Scan the entries below for the string "ningning" and copy every line where it turns up.
===== Material shown =====
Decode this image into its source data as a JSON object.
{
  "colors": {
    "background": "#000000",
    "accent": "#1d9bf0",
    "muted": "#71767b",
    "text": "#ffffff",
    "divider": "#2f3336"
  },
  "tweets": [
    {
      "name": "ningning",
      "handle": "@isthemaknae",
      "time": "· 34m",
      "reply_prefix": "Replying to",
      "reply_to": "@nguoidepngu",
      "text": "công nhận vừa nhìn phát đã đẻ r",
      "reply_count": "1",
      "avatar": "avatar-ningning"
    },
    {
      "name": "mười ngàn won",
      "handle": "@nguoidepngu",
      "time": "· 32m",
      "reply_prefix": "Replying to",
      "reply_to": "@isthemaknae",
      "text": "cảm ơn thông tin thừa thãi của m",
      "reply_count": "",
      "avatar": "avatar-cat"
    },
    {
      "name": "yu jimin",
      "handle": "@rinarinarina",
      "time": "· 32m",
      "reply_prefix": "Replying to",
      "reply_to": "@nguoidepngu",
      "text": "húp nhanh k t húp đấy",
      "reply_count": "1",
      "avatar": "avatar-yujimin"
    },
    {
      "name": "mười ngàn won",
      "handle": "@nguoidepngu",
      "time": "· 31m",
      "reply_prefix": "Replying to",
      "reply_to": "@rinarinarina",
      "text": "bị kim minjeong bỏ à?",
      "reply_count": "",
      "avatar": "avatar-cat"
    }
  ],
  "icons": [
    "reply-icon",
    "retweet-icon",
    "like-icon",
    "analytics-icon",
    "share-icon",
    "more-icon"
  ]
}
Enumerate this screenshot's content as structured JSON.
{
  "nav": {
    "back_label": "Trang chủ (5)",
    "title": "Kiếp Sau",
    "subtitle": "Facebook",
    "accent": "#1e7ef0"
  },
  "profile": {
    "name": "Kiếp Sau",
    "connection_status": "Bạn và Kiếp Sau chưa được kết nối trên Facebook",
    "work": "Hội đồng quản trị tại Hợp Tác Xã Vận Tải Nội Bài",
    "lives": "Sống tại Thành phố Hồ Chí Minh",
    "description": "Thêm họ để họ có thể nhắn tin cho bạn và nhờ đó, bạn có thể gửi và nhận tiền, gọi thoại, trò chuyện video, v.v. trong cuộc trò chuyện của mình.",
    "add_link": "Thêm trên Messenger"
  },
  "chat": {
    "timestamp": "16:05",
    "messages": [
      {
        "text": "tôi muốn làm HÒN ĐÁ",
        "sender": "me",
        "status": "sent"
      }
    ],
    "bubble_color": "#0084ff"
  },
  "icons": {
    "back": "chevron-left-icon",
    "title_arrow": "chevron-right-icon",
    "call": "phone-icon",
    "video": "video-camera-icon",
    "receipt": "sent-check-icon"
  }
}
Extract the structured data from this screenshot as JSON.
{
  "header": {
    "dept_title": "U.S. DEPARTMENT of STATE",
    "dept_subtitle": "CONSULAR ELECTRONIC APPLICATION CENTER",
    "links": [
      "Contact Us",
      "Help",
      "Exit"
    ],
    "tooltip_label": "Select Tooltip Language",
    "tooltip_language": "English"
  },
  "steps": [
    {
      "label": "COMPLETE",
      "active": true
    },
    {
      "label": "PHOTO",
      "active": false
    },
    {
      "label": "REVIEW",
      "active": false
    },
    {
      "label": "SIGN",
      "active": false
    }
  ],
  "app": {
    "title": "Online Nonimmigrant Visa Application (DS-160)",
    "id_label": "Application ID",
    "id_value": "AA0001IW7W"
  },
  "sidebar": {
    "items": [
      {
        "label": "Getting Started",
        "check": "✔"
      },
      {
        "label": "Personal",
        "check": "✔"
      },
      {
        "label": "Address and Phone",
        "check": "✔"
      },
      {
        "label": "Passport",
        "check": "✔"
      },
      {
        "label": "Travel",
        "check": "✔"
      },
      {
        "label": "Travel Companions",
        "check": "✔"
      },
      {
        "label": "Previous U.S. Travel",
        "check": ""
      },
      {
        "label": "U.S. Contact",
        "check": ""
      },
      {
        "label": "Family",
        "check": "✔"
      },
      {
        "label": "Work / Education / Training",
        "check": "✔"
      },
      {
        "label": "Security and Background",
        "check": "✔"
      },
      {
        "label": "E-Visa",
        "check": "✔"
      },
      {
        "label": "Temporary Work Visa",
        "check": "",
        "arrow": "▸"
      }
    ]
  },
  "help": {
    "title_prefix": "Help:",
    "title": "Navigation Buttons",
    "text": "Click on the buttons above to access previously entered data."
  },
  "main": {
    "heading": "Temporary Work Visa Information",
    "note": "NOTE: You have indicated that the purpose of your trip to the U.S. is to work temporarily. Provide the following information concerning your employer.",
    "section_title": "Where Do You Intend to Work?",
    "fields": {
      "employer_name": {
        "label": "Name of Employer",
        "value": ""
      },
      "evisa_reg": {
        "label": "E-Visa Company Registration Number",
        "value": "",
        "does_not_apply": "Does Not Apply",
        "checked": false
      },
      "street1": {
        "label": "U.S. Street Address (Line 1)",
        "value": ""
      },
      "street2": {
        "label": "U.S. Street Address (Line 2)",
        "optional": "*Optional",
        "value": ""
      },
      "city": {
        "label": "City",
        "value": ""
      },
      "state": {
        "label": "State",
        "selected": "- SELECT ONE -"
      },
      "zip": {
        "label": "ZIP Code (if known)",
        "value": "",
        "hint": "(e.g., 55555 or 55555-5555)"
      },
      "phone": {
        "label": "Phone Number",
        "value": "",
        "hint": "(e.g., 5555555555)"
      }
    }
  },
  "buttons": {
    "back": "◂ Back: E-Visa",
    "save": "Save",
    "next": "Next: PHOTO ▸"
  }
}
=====
Answer space
      "name": "ningning",
      "avatar": "avatar-ningning"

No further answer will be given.